Input material

>>

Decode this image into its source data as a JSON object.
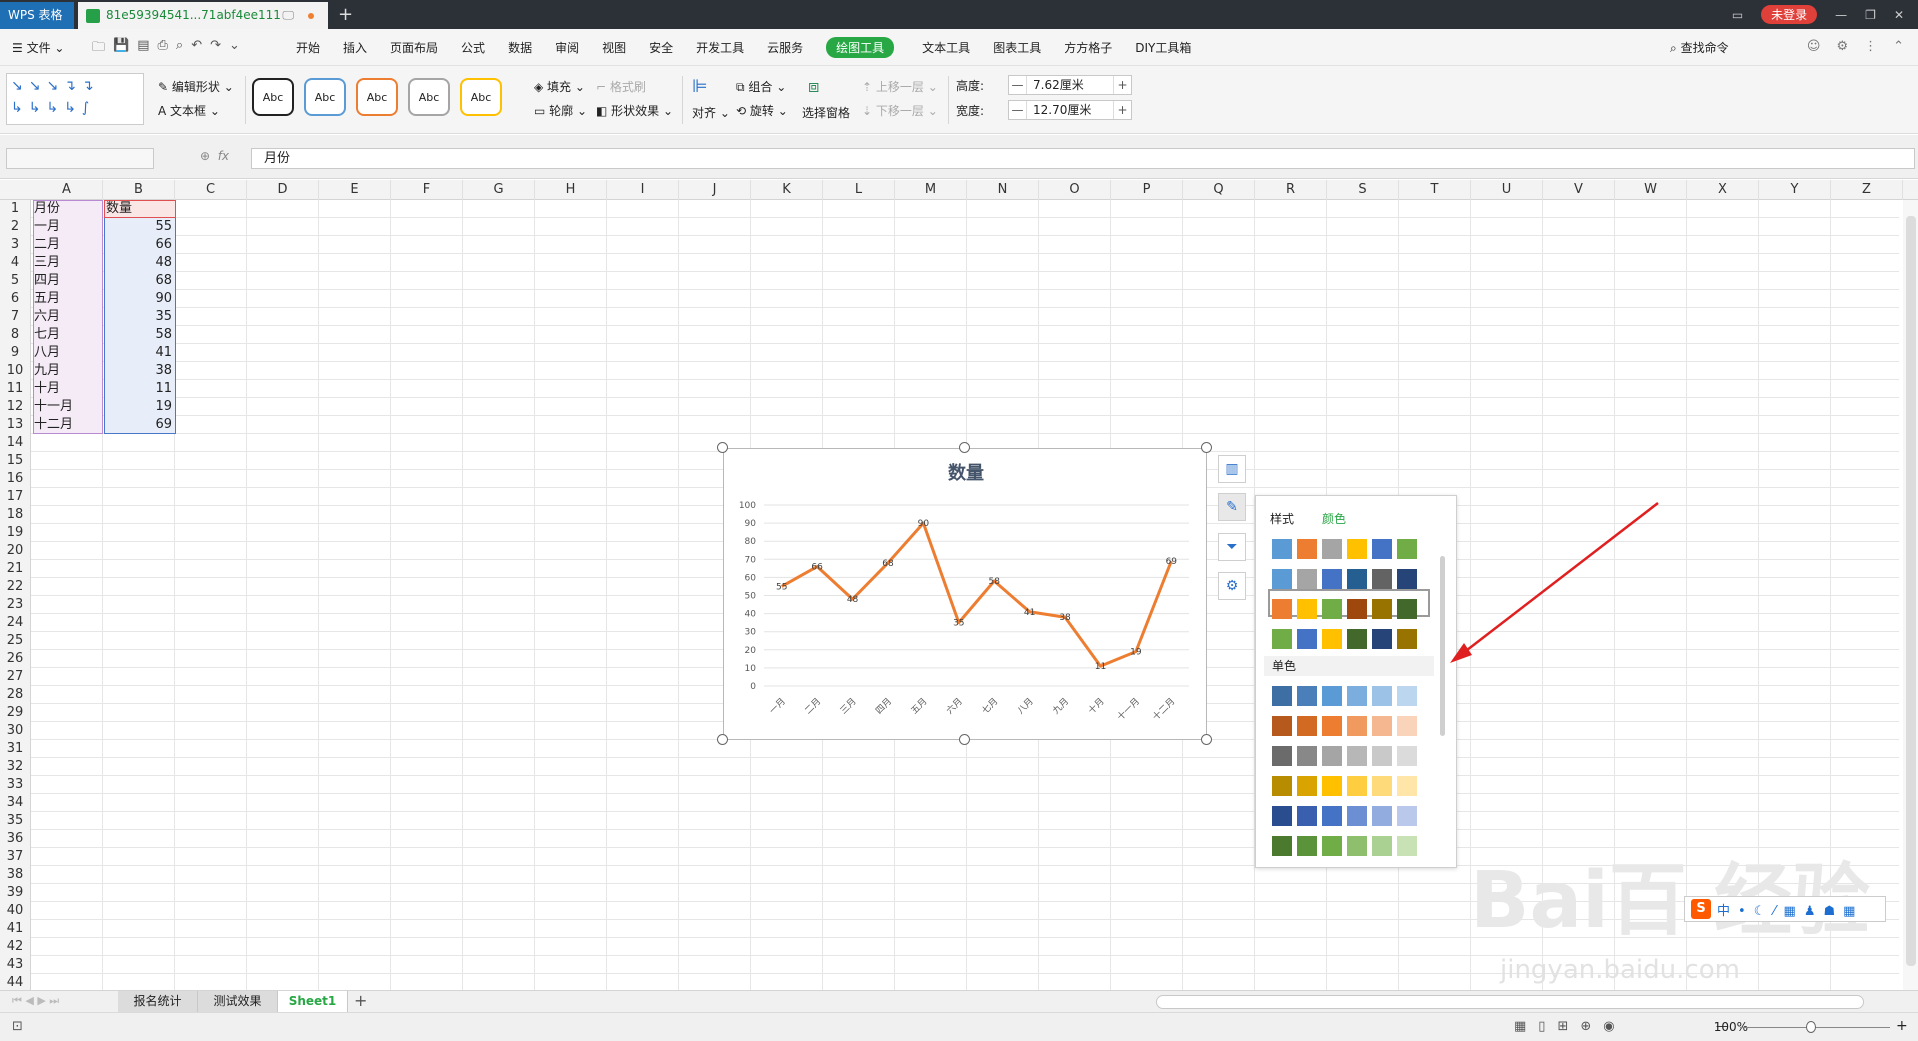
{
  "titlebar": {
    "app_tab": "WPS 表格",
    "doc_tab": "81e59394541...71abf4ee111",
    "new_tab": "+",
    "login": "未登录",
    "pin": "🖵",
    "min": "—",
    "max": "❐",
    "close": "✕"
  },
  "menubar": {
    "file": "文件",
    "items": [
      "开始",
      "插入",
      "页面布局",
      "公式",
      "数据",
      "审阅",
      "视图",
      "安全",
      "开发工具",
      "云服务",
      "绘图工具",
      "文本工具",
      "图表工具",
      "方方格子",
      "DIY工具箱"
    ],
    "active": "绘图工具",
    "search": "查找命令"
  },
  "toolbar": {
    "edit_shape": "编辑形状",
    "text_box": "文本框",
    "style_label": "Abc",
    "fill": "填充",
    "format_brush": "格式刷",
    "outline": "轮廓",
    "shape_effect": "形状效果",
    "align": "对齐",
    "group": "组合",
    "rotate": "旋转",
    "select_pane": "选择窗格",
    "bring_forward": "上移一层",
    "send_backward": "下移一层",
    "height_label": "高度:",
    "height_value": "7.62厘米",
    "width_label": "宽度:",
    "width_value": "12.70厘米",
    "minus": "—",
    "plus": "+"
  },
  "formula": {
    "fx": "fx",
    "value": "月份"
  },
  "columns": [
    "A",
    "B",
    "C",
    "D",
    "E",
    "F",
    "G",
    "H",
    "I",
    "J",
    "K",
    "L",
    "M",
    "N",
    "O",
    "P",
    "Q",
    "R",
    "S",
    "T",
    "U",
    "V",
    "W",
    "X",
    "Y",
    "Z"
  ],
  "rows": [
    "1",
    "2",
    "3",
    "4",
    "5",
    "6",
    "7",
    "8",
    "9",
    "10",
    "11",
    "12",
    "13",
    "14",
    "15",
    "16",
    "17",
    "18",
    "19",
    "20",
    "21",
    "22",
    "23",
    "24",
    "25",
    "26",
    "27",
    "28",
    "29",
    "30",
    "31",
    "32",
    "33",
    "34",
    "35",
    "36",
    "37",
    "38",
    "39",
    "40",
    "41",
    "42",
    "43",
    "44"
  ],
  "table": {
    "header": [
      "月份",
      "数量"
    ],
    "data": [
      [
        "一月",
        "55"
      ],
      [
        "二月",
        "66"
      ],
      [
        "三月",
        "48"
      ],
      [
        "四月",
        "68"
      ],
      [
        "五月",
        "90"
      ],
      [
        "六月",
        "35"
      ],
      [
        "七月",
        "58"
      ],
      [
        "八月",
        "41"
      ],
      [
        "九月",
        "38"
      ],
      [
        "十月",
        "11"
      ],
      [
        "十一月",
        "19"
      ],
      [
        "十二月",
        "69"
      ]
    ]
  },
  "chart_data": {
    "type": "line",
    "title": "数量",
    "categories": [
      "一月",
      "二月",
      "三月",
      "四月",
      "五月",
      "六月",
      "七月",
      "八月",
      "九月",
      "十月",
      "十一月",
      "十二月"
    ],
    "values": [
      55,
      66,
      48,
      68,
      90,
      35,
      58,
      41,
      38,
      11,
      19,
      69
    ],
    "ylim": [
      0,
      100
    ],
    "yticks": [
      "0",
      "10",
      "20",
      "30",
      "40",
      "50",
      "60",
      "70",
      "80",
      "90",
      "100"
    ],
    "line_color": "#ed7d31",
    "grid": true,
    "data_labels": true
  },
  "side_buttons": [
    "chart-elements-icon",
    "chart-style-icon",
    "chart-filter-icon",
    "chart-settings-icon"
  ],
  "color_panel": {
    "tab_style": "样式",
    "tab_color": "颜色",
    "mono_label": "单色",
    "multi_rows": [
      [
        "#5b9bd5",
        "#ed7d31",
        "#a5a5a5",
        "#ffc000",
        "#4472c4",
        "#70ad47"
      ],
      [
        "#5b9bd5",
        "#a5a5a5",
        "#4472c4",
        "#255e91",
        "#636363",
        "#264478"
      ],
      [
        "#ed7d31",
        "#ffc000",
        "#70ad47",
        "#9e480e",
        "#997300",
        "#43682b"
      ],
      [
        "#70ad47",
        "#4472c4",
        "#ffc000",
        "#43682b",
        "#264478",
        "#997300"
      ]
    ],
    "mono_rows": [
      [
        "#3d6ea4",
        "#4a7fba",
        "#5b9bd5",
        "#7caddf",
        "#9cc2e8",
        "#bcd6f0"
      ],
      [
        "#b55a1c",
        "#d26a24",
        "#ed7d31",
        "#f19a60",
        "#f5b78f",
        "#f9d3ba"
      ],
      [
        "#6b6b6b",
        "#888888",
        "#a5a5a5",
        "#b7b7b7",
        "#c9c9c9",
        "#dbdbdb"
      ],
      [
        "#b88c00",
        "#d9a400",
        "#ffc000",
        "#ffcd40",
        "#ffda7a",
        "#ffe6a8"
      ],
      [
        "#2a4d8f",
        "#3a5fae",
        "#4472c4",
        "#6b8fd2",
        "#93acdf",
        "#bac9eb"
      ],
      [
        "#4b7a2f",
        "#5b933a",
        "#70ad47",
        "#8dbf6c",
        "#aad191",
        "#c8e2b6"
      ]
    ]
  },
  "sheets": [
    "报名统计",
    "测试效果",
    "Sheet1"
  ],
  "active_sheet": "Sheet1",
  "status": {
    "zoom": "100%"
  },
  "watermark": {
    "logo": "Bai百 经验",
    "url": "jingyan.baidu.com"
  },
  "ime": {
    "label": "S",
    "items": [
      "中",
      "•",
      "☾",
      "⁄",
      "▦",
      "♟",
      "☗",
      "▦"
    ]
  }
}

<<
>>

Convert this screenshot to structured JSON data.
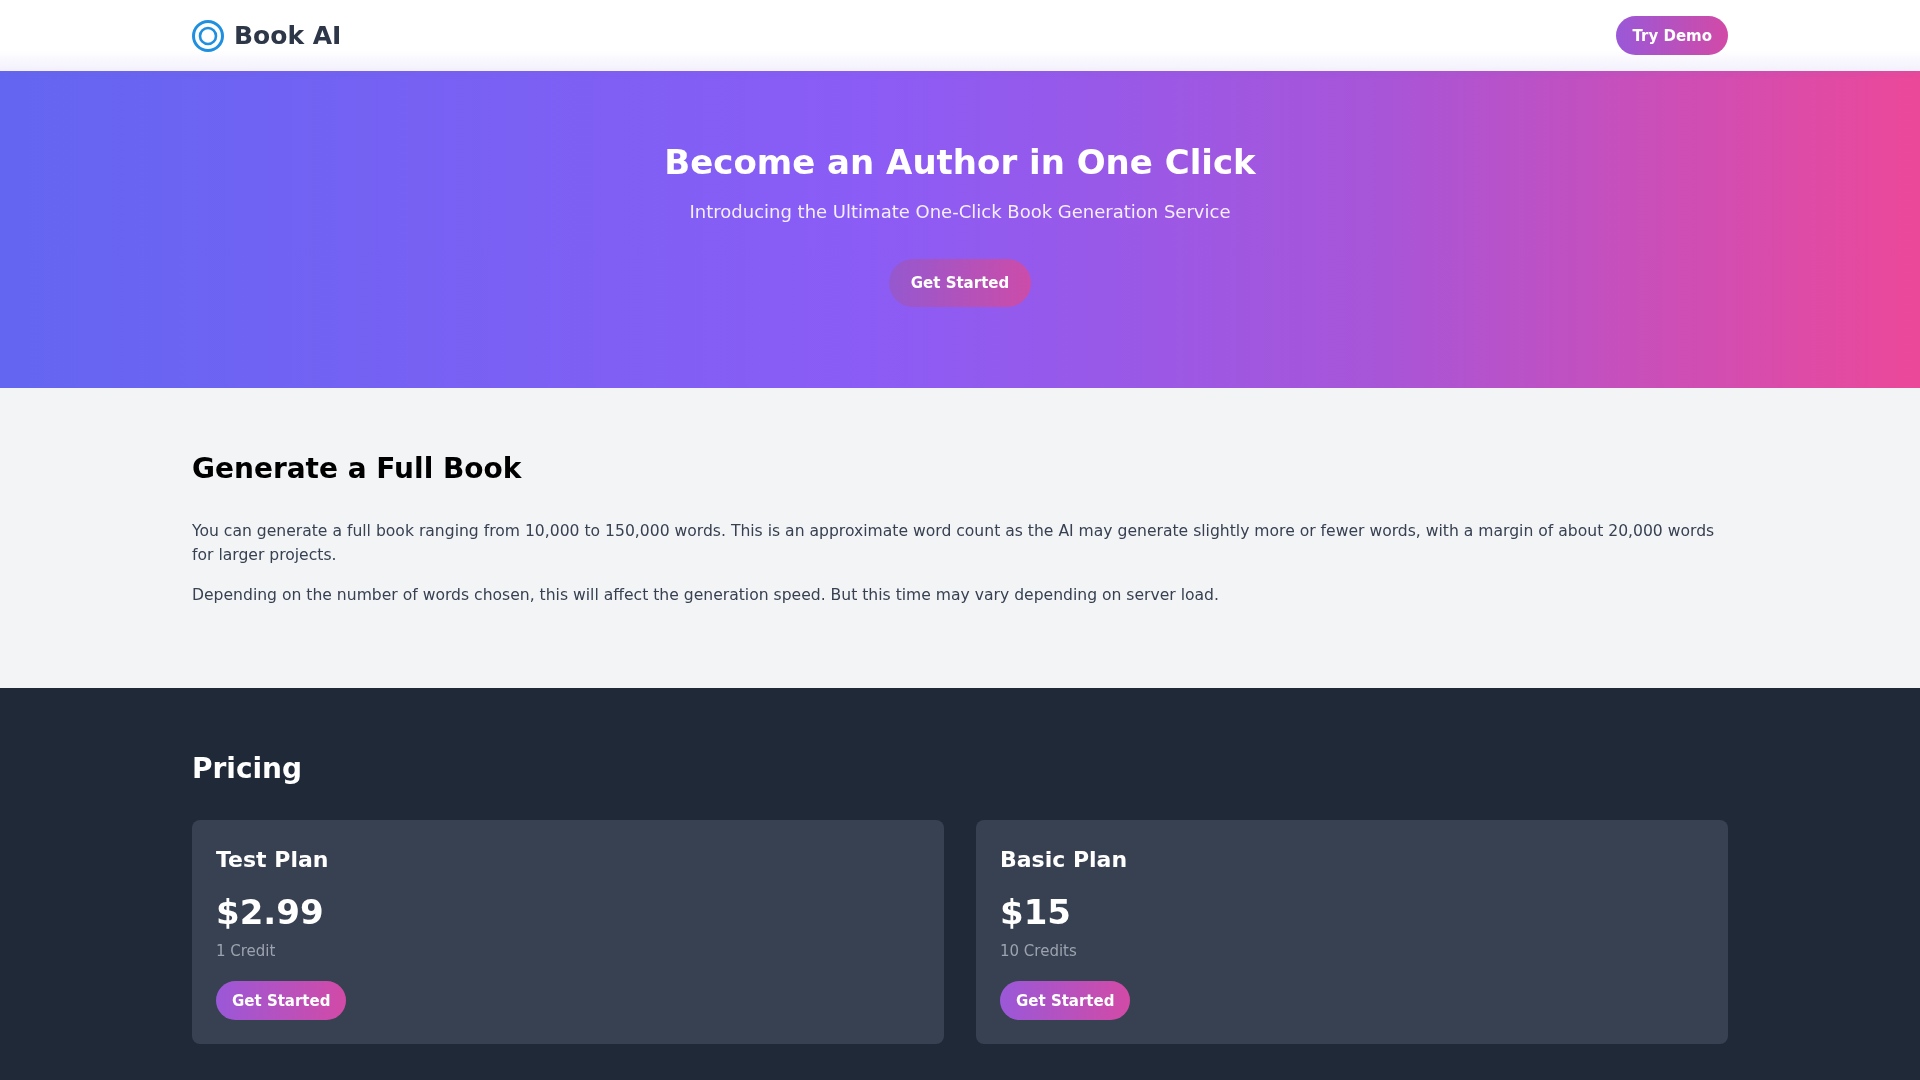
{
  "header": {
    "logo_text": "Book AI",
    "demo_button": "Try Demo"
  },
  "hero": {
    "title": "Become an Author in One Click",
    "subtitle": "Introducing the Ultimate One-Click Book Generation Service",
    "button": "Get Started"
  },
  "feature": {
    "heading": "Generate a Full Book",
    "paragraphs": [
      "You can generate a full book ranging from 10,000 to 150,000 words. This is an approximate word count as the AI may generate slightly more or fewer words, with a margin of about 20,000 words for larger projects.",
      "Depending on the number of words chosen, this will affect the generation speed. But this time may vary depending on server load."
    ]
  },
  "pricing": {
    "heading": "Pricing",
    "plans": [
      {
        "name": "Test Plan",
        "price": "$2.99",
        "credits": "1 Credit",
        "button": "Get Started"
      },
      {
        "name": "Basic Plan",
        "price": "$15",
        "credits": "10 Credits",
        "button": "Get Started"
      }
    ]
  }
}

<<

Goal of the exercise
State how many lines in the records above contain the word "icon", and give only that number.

Exercise answer
4